by Alan Simons


I say this to you with all the sincerity I can muster. I can’t help thinking of the famous quote by Dr. Martin Luther King Jr: “Hate multiplies hate, violence multiplies violence, and toughness multiplies toughness in a descending spiral of destruction… The chain reaction of evil—hate begetting hate, wars producing more wars—must be broken, or we shall be plunged into the dark abyss of annihilation.”

As a Jew, I continue to shake my head in bewilderment at the reluctance of moderate, hard working and decent Muslims to stand up and be counted against hate, against intolerance, against terrorism, against racism and for good measure while I’m at it, against the vile cesspool of antisemitism.  I ask myself what does it take for you, as Muslims, to vigorously express yourselves openly, as individuals or as a community, against these concerns without losing your dignity or honour? 

Why do many of you find it so much easier to demonstrate against all that is Jewish, yet lack the courage of openly demonstrating against the abhorrent acts of brutality initiated by your fellow Muslims who are slaughtering thousands through sectarian violence, bombings, the kidnapping of women and children and, as we learnt today, ISIS has ordered female genital mutilation for women in Mosul, Syria.

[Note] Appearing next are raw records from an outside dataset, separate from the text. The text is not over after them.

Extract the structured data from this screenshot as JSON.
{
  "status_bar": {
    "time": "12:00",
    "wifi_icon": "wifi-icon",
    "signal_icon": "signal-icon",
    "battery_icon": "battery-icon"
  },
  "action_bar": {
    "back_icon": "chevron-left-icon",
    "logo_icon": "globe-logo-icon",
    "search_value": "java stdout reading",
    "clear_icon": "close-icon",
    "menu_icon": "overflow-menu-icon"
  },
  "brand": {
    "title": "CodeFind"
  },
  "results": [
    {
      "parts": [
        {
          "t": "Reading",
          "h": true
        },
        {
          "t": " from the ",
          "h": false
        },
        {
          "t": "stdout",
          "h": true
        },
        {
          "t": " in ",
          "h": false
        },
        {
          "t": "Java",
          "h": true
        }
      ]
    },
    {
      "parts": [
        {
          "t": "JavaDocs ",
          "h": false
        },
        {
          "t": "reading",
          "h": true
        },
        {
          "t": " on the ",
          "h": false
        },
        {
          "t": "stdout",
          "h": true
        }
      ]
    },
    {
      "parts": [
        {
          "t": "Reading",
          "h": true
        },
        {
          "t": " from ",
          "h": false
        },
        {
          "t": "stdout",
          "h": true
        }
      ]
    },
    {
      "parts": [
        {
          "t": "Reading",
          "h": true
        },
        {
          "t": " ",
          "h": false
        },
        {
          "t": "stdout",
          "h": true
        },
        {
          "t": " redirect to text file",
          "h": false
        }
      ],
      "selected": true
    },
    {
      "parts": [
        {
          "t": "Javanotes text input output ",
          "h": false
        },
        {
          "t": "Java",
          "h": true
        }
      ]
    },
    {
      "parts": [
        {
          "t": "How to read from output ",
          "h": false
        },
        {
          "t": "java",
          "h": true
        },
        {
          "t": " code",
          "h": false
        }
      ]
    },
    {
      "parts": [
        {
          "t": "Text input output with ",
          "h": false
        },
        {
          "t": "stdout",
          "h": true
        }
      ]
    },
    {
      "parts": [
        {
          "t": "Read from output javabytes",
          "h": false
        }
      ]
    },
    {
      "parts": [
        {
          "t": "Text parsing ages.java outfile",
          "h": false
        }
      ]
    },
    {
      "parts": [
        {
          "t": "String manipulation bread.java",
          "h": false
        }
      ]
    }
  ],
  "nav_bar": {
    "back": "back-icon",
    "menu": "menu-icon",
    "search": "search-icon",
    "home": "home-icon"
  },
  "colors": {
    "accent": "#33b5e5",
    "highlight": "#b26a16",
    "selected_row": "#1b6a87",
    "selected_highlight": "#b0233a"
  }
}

Since this past Monday, an overnight suicide bombing in a Shi’ite district of Baghdad killed 33 people. In Syria, ISIS ordered Christians to convert to Islam, pay a tax or face death. Many of them have fled. Mosul’s Christian population before last month’s militant takeover by ISIS was around 5,000, now only 200 are left. In the Gaza Strip, U.N. Secretary-General Ban Ki-moon expressed alarm yesterday that 20 rockets found hidden in a United Nations school in the Gaza Strip had gone missing. In Libya, at least 12 people have been killed and 60 injured in the Benghazi’s Buatni district. And let us not forget, last week 700 Syrians were killed in two days of conflict and two bombings in Nigeria killed at least 42 people in the latest violence blamed on Boko Haram Islamists.

I ask you, is your fear of being shamed, of having to admit these atrocities are committed by other Muslims so powerful that to openly convey your thoughts to non-Muslims might affect whatever power and influence you personally have in your community?

As the Islamic spiritual scholar Maulana Wahiduddin Khan so eloquently put it: “Not all Muslims become involved in acts of violence. Yet all might be held culpable. This is because that section of Muslim–in fact, the majority–who are not personally involved, neither disown those members of their community who are engaged in violence, nor even condemn them. In such a case, according to the Islamic Shariah itself, if the involved Muslims are directly responsible, the uninvolved Muslims are also indirectly responsible.”

Let me remind you of what Tarek Fatah, the Pakistani-born Canadian writer and founder of the Muslim Canadian Congress has said: “Any nation, any society, any country that is created on the basis of a hatred towards the others, will soon run out of people that it can hate or groups it can decimate and it will devour itself.”

For me, I can tell you proudly, we Jews no longer suffer from what is called a victim mentality.  So, learn from our tragedy. Learn that you can still have honour and respect without the sword. Learn, before your own fanatics devour you, your family and your community.

As you approach Eid al-Fitr be gracious and reach out to non-Muslims. The concepts of your hospitality, charity, spirituality and community can be shared by all, irrespective of one’s religion, race and nationality. During the next few days extend your hand out to non-Muslims by inviting them in to your home for iftar.  According to a hadith, Prophet Muhammed said, “Charity is a proof of faith” and “The best charity is that which is given in Ramadan.” Make it so.

And so it is. Kul ‘am wa enta bi-khair! Shalom.